Then you really should simply purchase a couple of indexes to get started. The costs on these will be lower, and the total return will be the same or higher than that of the indices you prefer. You will also be able to make an investment that you’ve already given to the robo-advisor in fees, which will be a welcome bonus.
Investing Experts’ Reviews of Robo-Advisors
I believe that contemporary portfolio theory is completely absurd. The foundation of your portfolio should be based on the sound concepts of value investing if you want to outperform the market and earn substantial profits.
As Warren Buffett emphasizes, risk cannot be predicted statistically; rather, it arises from a lack of knowledge about the firm. Investment in solid firms with strong management that are now trading at a discount to their true worth is the most effective strategy to avoid risk.
Buffet argues that the relationship between price and value is often diametrically opposed to one other.
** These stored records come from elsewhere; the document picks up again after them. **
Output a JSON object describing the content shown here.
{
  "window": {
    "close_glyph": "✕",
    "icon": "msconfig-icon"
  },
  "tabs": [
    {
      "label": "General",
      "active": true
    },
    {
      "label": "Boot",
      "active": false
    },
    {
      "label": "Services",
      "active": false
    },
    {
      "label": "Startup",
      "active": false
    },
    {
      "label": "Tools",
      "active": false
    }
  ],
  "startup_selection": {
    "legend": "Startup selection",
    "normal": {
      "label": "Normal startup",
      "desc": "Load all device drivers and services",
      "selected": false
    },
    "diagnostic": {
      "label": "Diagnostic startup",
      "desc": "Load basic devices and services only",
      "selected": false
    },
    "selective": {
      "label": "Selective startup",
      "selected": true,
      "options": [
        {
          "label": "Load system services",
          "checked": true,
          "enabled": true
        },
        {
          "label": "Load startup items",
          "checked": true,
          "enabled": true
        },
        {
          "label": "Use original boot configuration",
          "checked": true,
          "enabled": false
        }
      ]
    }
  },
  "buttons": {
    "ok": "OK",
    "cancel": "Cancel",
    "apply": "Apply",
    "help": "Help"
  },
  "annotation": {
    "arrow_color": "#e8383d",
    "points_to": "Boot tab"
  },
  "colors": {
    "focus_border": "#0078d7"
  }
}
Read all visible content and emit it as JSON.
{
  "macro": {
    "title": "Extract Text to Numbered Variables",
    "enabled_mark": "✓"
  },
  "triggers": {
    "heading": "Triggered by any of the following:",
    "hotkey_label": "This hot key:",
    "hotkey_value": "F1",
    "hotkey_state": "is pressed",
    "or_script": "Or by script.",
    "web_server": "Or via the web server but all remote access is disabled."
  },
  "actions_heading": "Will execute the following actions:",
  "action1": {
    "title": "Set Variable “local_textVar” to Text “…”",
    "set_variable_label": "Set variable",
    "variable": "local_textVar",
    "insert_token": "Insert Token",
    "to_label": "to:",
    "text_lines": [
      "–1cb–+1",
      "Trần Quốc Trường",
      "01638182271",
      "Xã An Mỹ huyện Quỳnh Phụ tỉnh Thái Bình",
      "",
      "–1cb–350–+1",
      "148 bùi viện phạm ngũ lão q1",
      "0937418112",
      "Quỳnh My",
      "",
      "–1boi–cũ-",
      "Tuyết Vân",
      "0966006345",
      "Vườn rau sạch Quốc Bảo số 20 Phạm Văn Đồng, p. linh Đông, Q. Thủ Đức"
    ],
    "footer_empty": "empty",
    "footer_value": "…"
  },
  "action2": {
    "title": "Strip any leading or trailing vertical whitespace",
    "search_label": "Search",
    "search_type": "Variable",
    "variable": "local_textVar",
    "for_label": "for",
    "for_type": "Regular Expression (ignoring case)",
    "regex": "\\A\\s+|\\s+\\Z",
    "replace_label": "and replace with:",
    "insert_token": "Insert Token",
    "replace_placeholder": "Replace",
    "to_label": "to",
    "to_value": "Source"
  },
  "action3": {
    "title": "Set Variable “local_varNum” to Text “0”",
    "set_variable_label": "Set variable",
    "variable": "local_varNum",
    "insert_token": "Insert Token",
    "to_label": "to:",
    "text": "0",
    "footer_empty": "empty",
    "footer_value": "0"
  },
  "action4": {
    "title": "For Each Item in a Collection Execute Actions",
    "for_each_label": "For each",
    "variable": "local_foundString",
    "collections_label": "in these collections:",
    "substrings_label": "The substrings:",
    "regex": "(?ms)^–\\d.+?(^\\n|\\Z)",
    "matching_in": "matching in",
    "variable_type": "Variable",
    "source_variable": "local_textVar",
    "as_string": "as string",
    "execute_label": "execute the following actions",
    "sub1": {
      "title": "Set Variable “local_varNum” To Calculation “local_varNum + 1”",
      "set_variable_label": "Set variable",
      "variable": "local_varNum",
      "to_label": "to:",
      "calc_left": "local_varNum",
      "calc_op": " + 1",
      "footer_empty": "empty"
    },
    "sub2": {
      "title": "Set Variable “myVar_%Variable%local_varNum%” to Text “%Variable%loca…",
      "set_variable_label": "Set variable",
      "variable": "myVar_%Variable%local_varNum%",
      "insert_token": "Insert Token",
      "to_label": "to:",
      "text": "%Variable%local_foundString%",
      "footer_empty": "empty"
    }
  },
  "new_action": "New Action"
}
If all you know about a company’s value is what you paid for it, then price is meaningless. What you received in return for your money is referred to as its value.
One of the reasons why price and value might vary is because greed and fear, rather than logical thinking, typically rule the financial markets in the short run. It is more cost effective and more valuable to purchase when investors are afraid. With less risk, we can make more money when we sell our greed.
Never Use a Robo-Advisor
If your financial aim is to increase your wealth while simultaneously reducing your retirement age by a couple of decades, you do not need the services of a robo-advisor. You must grab the beast by the reins and reclaim control into your own tirelessly earned money if you are to succeed. When you understand how to pick value stocks and firms that are poised to grow, you won’t be left questioning whether or not robo-advisors are a smart option, or spending a disproportionate amount in fees.